If, however, this were the case, the position of the whole controversy would be singularly anomalous. For the positive historical evidence would authenti cate the authority of the Mosaic books on the one side as strongly as the rationalistic objections would destroy it upon the other. In such a dilemma, we could only conclude the existence of some great fallacy in the one line of proof or in the other ; for it would be incredible that truth should be really two sided, and should affirm and deny at the same time. But on which side lies the fallacy, and what is its character? The apologist for the Pentateuch may fairly claim the verdict even of his opponents that the fallacy is not in the positive historical argument, since his opponent makes no effort to overthrow it. He neglects it, he ignores its existence, he treats it as if it was not, but he makes no effort to controvert it. Thus, for instance, the recent publications of Bishop Colenso pass over the positive evidence in such absolute silence, that the reader is almost tempted to doubt the author's knowledge of its very existence.

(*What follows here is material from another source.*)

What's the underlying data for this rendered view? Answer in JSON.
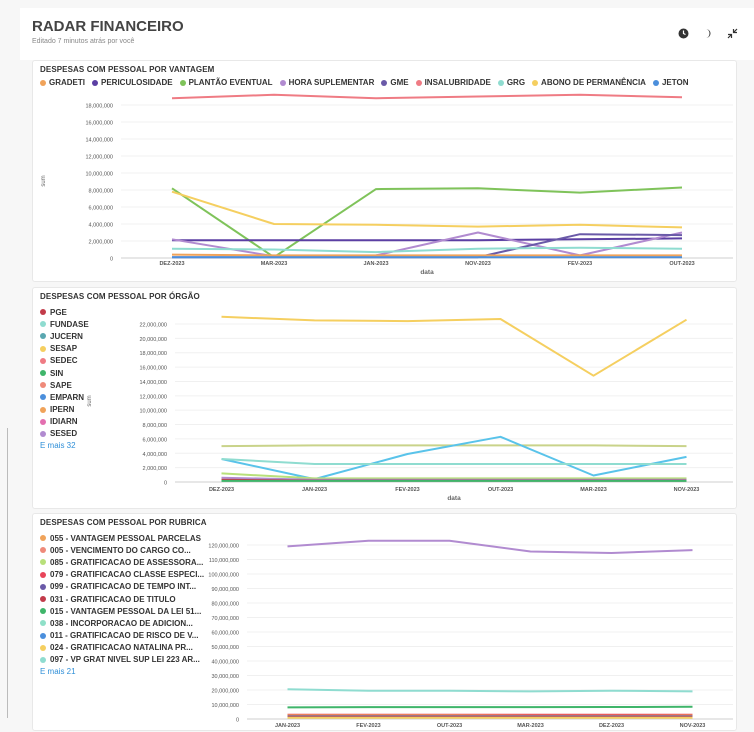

It may, therefore, be fairly argued that the fallacy lies somewhere in the argument of the rationalistic objector. Nor have we to look far, before the false assumptions, which vitiate the whole process of hostile criticism and destroy the value of its every conclusion, meet the eye. The following brief notes must be accepted as indicating the source of the fallacy rather than defining or formally refuting it. But from what has been already stated, the following conclusions may be derived : I. That the objections recently urged against the Mosaic authorship and authority of the Pentateuch are not the necessary result of modern research and of a more enlightened criticism, but are the re-echo of arguments some of which may be traced back nearly to the time of the apostles. It is not intended by this to deny their modem garb, or the ingenuity which has marshalled them, or the ad vanced critical appliances which have been freely called into use, but only to deny their substantial novelty. We are therefore entitled to disavow the claim which has been made in their behalf, and to regard them not as the expression of modern criti cism protesting against the ignorant errors of a past age, but as another effort of an old enemy, a new outburst of the sceptical spirit which has endea voured, in past ages, to undermine the authority of the Bible, but which, baffled in times gone by, has now renewed the attack with more refined weapons and a greater subtlety of argument than before.